“Hockey toughness” is not about an individual player’s physical strength or fighting prowess. It’s about teammates protecting and defending one another, preserving together through adversity and pain.
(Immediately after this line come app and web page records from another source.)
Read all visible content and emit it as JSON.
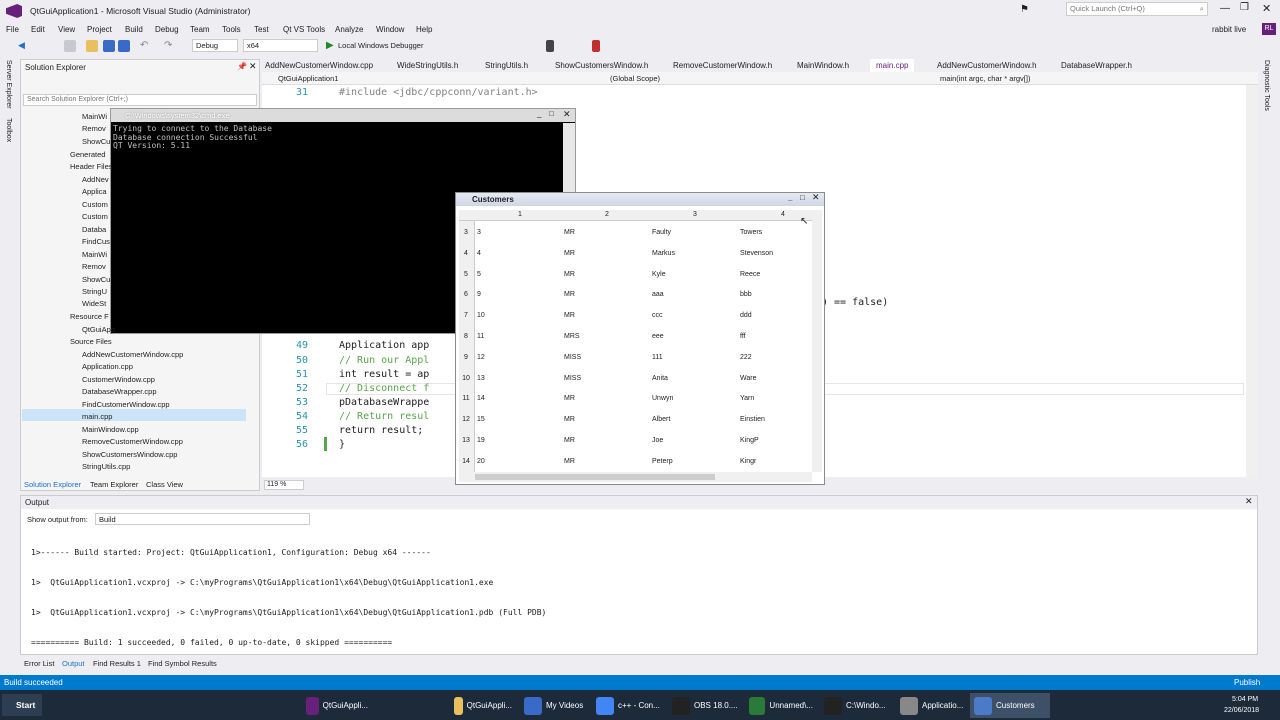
{
  "window": {
    "title": "QtGuiApplication1 - Microsoft Visual Studio (Administrator)",
    "quick_launch": "Quick Launch (Ctrl+Q)",
    "user": "rabbit live",
    "user_initials": "RL"
  },
  "menu": [
    "File",
    "Edit",
    "View",
    "Project",
    "Build",
    "Debug",
    "Team",
    "Tools",
    "Test",
    "Qt VS Tools",
    "Analyze",
    "Window",
    "Help"
  ],
  "toolbar": {
    "config": "Debug",
    "platform": "x64",
    "run": "Local Windows Debugger"
  },
  "solution_explorer": {
    "title": "Solution Explorer",
    "search": "Search Solution Explorer (Ctrl+;)",
    "items": [
      "MainWi",
      "Remov",
      "ShowCu",
      "Generated",
      "Header Files",
      "AddNev",
      "Applica",
      "Custom",
      "Custom",
      "Databa",
      "FindCus",
      "MainWi",
      "Remov",
      "ShowCu",
      "StringU",
      "WideSt",
      "Resource F",
      "QtGuiApp",
      "Source Files",
      "AddNewCustomerWindow.cpp",
      "Application.cpp",
      "CustomerWindow.cpp",
      "DatabaseWrapper.cpp",
      "FindCustomerWindow.cpp",
      "main.cpp",
      "MainWindow.cpp",
      "RemoveCustomerWindow.cpp",
      "ShowCustomersWindow.cpp",
      "StringUtils.cpp"
    ],
    "tabs": [
      "Solution Explorer",
      "Team Explorer",
      "Class View"
    ]
  },
  "side_tabs": [
    "Server Explorer",
    "Toolbox"
  ],
  "right_tab": "Diagnostic Tools",
  "doc_tabs": [
    "AddNewCustomerWindow.cpp",
    "WideStringUtils.h",
    "StringUtils.h",
    "ShowCustomersWindow.h",
    "RemoveCustomerWindow.h",
    "MainWindow.h",
    "main.cpp",
    "AddNewCustomerWindow.h",
    "DatabaseWrapper.h"
  ],
  "nav": {
    "project": "QtGuiApplication1",
    "scope": "(Global Scope)",
    "func": "main(int argc, char * argv[])"
  },
  "code_lines": [
    {
      "n": "31",
      "t": "#include <jdbc/cppconn/variant.h>"
    },
    {
      "n": "49",
      "t": "Application app"
    },
    {
      "n": "50",
      "t": "// Run our Appl"
    },
    {
      "n": "51",
      "t": "int result = ap"
    },
    {
      "n": "52",
      "t": "// Disconnect f"
    },
    {
      "n": "53",
      "t": "pDatabaseWrappe"
    },
    {
      "n": "54",
      "t": "// Return resul"
    },
    {
      "n": "55",
      "t": "return result;"
    },
    {
      "n": "56",
      "t": "}"
    }
  ],
  "code_fragment": ") == false)",
  "zoom": "119 %",
  "cmd": {
    "title": "C:\\Windows\\system32\\cmd.exe",
    "lines": [
      "Trying to connect to the Database",
      "Database connection Successful",
      "QT Version: 5.11"
    ]
  },
  "customers": {
    "title": "Customers",
    "headers": [
      "1",
      "2",
      "3",
      "4"
    ],
    "rows": [
      [
        "3",
        "3",
        "MR",
        "Faulty",
        "Towers"
      ],
      [
        "4",
        "4",
        "MR",
        "Markus",
        "Stevenson"
      ],
      [
        "5",
        "5",
        "MR",
        "Kyle",
        "Reece"
      ],
      [
        "6",
        "9",
        "MR",
        "aaa",
        "bbb"
      ],
      [
        "7",
        "10",
        "MR",
        "ccc",
        "ddd"
      ],
      [
        "8",
        "11",
        "MRS",
        "eee",
        "fff"
      ],
      [
        "9",
        "12",
        "MISS",
        "111",
        "222"
      ],
      [
        "10",
        "13",
        "MISS",
        "Anita",
        "Ware"
      ],
      [
        "11",
        "14",
        "MR",
        "Unwyn",
        "Yarn"
      ],
      [
        "12",
        "15",
        "MR",
        "Albert",
        "Einstien"
      ],
      [
        "13",
        "19",
        "MR",
        "Joe",
        "KingP"
      ],
      [
        "14",
        "20",
        "MR",
        "Peterp",
        "Kingr"
      ]
    ]
  },
  "output": {
    "title": "Output",
    "show_label": "Show output from:",
    "source": "Build",
    "lines": [
      "1>------ Build started: Project: QtGuiApplication1, Configuration: Debug x64 ------",
      "1>  QtGuiApplication1.vcxproj -> C:\\myPrograms\\QtGuiApplication1\\x64\\Debug\\QtGuiApplication1.exe",
      "1>  QtGuiApplication1.vcxproj -> C:\\myPrograms\\QtGuiApplication1\\x64\\Debug\\QtGuiApplication1.pdb (Full PDB)",
      "========== Build: 1 succeeded, 0 failed, 0 up-to-date, 0 skipped =========="
    ],
    "tabs": [
      "Error List",
      "Output",
      "Find Results 1",
      "Find Symbol Results"
    ]
  },
  "status": {
    "text": "Build succeeded",
    "publish": "Publish"
  },
  "taskbar": {
    "start": "Start",
    "items": [
      "QtGuiAppli...",
      "QtGuiAppli...",
      "My Videos",
      "c++ - Con...",
      "OBS 18.0....",
      "Unnamed\\...",
      "C:\\Windo...",
      "Applicatio...",
      "Customers"
    ],
    "time": "5:04 PM",
    "date": "22/06/2018"
  }
}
It’s not about a lack of fear but, rather, a willingness to face it head on.

On November 18th, 2016, halfway through the second period during a game between division rivals, Columbus Blue Jackets and New York Rangers, Blue Jackets’ left-winger, Matt Calvert, took a nasty slap shot to the face courtesy of the Rangers’ Nick Holden.  (Video is bloody, be advised).

He was quickly helped off the ice and taken to the dressing room where he received 36 stitches.

One would assume that he would not see the ice again that night, but after passing a concussion test he took to the ice again mid-way through the third period.  Not only did he come back to play in the same game but he also scored a short-handed goal which proved to be the game winner.   

Calvert’s return to the ice that night after what should’ve been a game ending injury serves as only one example of why hockey players are some of the most physically impressive athletes in professional sports.  On top of the physical toughness they also possess great amounts of mental toughness.  Having to insert themselves into such a physically demanding situation when already injured takes insane amounts of courage. 

Matt Calvert isn’t the only hockey player to have displayed this kind of perseverance.  Here’s some ‘tough’ hockey history: 

In the 1964 Stanley Cup Finals, Toronto Maple Leafs’ defenseman Bobby Baun injured his leg badly enough that he had to leave the ice on a stretcher.  He returned for overtime where he scored the game winner.  It was later revealed that he did indeed have a broken leg. 

Derek Stepan of the New York Rangers returned to the ice after breaking his jaw in a 2014 playoff game versus the Montreal Canadiens. 

Boston Bruins’ Gregory Campbell blocked a shot during the 2013 playoffs which resulted in a broken fibula.  Campbell got up and finished killing the penalty before leaving the ice. 

The list goes on and on: endless amounts of lost teeth, stitches, breaks, and sprains.  Injuries which would often see the best of athletes sidelined for anywhere from one game to a few months, hockey players simply shrug off as a minor inconvenience, showing us why hockey is a sport that demands respect, if for no other reason than the unmatched toughness of the players.